Autoroute or not?

I think the placing of the parts is your biggest problem.

Look at U6 and the U13, U14, and U15.

U6 has multiple connections to U13, but those connections have to cross all the connections to U11 and U12 to get there.

U14 and U15 are similar - all the connections to them have to cross connections to other ICs to get to U6.

You've placed your parts in a nice, neat, numerical order. That makes it easy to find the parts on the board, but makes the routing more complicated.

  • Ignore the part designators.
  • Place your parts strictly by function and minimizing cross overs in the rats nest.
  • Place any connector that has to physically be in a particular place first.
  • Move components connected to the connectors to minimize crossings in the rats nest.
  • Place the rest of the parts so as to minimize crossings in the rats nest.

I think your circuit can be managed on a double sided board, but you're going to have to be more flexible in where you place the parts.

Mmmpf. I didn't actually answer your question.

Don't bother with the autorouter. As most folks, I've tried them and found that I can route my boards faster and better by hand.

Autorouters might work alright if you have time to tune the parameters for best performance. That will take a lot of time and patience.

About the only time that would make sense is if you are doing large multi layer PCBs with thousands of nodes where you will expect a lot of changes. Manually re-routing that kind of thing would be a lot of work, so tuning the autorouter would be worthwhile.

Additional suggestions:

Look at your schematic.

  • Try drawing the schematic somewhat like your PCB layout, and group the multiplexers by function and IC.

  • Try to minimize crossovers in the schematic by grouping which signals go through which ICs and which multiplexers.

  • The simpler it is to draw the schematic, the easier it will be to lay out the PCB.
  • Draw your circuit using wires for all connections rather than using signal flags.
  • Your goal is a simple, readable schematic with (nearly) all connections as wires and very few crossed connections. That will translate into a PCB layout with fewer crossed connections.
  • Keep crosstalk in mind since you are working with audio.
  • You'll want to use separate multiplexer ICs for certain signals to reduce crosstalk between channels. You'll have to keep that in mind while simplifying the circuit.

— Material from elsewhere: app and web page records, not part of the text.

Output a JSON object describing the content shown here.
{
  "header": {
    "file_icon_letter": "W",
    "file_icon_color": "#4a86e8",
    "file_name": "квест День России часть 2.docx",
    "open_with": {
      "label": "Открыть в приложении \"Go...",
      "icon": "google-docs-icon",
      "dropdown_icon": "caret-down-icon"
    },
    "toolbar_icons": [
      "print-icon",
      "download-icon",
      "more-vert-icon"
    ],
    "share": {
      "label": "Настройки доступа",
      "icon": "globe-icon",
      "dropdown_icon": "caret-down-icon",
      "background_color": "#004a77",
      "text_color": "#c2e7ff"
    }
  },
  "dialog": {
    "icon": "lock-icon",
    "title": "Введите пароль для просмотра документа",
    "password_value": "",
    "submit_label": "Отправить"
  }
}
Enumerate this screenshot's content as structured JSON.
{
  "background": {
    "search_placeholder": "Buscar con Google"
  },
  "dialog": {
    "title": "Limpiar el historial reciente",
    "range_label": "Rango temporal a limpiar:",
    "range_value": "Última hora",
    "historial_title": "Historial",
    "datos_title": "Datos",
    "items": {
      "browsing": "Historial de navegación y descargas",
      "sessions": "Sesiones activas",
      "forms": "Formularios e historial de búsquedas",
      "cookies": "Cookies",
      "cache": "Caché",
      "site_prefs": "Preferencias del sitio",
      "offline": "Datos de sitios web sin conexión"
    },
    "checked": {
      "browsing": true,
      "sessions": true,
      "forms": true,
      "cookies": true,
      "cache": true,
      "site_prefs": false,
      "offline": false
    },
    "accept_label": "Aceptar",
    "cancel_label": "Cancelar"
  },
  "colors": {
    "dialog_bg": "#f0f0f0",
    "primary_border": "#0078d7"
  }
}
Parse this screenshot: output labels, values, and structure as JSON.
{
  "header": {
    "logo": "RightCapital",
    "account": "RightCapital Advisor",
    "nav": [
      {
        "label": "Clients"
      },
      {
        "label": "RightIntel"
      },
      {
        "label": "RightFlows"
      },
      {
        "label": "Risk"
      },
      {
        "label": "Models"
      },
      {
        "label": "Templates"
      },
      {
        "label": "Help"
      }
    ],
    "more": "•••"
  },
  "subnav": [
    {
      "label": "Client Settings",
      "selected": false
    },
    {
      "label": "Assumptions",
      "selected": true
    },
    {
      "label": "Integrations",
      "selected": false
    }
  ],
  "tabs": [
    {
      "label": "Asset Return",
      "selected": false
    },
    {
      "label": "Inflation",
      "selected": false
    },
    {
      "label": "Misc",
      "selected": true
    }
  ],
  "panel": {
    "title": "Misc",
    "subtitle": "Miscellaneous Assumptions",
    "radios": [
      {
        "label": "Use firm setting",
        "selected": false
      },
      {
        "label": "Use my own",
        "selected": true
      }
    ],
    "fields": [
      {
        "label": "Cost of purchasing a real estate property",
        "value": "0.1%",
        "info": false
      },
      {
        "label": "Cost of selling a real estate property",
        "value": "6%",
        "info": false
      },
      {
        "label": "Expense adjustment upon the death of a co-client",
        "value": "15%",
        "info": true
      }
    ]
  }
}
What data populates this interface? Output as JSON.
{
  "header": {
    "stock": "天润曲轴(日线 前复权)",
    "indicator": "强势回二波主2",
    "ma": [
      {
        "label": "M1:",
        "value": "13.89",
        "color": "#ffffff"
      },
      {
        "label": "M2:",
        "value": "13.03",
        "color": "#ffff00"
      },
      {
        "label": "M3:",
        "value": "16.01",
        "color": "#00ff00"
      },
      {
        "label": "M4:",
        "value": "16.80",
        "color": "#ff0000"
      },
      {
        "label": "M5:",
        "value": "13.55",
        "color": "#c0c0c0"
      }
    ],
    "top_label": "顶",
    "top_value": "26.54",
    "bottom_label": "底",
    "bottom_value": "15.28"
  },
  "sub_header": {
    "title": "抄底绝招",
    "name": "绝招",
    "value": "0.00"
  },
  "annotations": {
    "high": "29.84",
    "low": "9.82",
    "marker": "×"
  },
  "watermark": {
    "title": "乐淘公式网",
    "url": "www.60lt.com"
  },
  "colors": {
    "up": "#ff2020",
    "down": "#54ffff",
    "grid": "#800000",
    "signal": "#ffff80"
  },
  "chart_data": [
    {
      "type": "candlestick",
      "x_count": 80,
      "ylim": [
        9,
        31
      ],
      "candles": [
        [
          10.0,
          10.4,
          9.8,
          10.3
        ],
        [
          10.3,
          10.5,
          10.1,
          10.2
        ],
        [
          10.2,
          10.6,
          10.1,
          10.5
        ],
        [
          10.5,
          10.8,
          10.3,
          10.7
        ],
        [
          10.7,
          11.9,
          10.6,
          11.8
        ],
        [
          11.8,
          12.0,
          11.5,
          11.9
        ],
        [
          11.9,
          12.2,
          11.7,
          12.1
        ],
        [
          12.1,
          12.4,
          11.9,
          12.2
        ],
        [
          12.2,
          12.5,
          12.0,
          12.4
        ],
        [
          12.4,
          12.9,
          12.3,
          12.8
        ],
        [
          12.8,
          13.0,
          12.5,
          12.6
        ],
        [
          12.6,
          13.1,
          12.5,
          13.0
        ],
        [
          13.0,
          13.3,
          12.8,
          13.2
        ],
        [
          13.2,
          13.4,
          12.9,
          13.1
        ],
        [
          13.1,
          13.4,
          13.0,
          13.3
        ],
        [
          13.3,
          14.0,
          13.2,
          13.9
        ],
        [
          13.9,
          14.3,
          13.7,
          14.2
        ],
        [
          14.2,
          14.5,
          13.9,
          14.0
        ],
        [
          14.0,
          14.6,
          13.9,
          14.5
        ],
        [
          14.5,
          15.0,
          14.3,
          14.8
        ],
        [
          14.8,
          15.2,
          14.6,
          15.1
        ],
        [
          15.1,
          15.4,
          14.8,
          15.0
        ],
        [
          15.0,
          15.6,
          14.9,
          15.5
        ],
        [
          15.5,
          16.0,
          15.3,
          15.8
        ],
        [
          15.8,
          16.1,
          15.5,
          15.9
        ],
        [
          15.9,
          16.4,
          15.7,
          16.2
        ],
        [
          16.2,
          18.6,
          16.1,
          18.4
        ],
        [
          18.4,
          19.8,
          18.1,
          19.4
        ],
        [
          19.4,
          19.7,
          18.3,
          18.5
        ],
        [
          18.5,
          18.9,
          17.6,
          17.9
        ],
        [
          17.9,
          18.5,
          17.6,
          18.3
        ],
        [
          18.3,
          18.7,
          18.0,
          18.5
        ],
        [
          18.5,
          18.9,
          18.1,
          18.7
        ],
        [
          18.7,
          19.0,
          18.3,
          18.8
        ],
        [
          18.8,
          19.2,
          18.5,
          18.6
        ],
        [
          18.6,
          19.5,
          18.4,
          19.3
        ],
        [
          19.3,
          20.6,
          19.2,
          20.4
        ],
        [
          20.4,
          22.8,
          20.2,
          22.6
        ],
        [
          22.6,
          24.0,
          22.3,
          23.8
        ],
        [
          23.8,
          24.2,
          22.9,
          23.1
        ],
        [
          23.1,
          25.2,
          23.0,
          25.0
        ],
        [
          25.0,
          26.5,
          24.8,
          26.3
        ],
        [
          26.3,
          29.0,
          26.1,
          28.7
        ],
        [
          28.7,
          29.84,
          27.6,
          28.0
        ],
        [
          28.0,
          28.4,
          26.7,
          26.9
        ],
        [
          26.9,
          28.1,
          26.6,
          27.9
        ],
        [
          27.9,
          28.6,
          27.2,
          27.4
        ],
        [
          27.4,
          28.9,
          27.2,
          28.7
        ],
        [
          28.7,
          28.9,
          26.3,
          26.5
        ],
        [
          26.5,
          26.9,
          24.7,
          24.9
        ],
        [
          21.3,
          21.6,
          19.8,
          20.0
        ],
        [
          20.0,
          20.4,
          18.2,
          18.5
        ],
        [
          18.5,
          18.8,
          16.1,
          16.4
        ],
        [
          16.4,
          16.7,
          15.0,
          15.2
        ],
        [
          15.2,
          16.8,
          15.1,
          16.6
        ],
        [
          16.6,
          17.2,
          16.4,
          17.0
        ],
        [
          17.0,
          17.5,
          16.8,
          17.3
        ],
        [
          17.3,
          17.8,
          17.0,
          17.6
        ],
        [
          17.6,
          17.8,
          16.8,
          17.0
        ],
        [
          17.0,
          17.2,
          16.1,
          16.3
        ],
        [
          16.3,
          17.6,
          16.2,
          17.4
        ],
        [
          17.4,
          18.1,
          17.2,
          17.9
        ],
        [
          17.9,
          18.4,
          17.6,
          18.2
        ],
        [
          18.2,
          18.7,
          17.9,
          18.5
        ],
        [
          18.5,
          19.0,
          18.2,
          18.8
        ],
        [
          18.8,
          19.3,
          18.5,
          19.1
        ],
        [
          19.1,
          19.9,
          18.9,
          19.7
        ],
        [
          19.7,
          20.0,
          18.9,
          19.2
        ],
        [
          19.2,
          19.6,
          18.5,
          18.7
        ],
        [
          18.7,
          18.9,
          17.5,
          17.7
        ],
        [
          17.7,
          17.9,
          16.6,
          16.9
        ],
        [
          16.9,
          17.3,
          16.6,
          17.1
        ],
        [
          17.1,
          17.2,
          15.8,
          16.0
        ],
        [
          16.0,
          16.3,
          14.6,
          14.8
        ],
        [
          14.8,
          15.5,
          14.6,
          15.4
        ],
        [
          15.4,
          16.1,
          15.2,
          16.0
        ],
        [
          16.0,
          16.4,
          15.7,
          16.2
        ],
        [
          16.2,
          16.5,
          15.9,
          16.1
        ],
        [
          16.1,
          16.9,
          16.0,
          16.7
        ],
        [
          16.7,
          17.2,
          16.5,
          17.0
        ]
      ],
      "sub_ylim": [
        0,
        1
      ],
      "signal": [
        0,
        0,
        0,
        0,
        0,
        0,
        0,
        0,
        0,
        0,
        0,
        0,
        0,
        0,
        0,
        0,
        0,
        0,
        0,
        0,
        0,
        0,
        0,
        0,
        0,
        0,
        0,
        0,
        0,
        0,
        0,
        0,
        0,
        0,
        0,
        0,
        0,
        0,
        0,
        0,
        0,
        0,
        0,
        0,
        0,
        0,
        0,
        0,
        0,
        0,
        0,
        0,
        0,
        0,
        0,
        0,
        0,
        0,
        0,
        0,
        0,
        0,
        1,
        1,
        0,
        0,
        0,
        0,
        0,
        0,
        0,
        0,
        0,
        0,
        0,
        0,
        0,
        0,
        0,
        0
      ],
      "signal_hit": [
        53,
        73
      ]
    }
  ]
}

If you have a two layer board, and dedicate one to ground, then it's unlikely you can route everything on the other layer.

With a board this complex, you need a policy. Simply dropping wires here and there is not going to work. I notice it's mostly DIL ICs, which means it's not an RF board. So while you still need a competent ground, you do not need a ground plane.

Choose a gridded ground. Lay out a series of ground tracks East-West on one layer, and North-South on the other layer. Connect them into a grid with vias, preferrably at the ground pins of the ICs.

Now place your other tracks. Follow the same orientation on each layer, via through when you change direction, and you will always have a systematic method for getting from A to B, without topologically blocking any other connection. You may still run into crowding problems, which means you need to backtrack and change your placements.

This two layer EW/NS routing is called 'Manhattan Routing'.

Most/some? autorouters have an option for you to restrict tracks on certain layers, so you may be able to set up yours to follow this orientation pattern. However, working with a Manhattan layout means that manual routing is quite straightforward.

I would not recommend leaving the ground until last, and then 'filling the empty areas with copper, using vias to bridge connections between isolated polygons'. The board is so busy that you will miss something, and there is no guarantee that you can actually get ground connectivity at all. Better to start with a complete ground grid (easy to place and check), and then place a track at a time (easy to place and check).

While a two layer board is probably appropriate here, when doing one off designs the cost to go from 2 to 4 layers is often less than shipping. If your goal was to have a dedicated ground plane, and you don't want to spend a lot of time routing efficiently, using a 4 layer board would allow you to have a dedicated ground plane while greatly simplifying routing.

Things are a little up in the air right now due to corona virus, but I just punched in a 4 layer 100x100 mm board into a cheap prototyping service and it came back less than $30. I used to spend hours trying to fit parts onto 2 layers to save on 4 layer boards when they were hundreds of dollars extra, but costs have come down so far it's often not worth the time.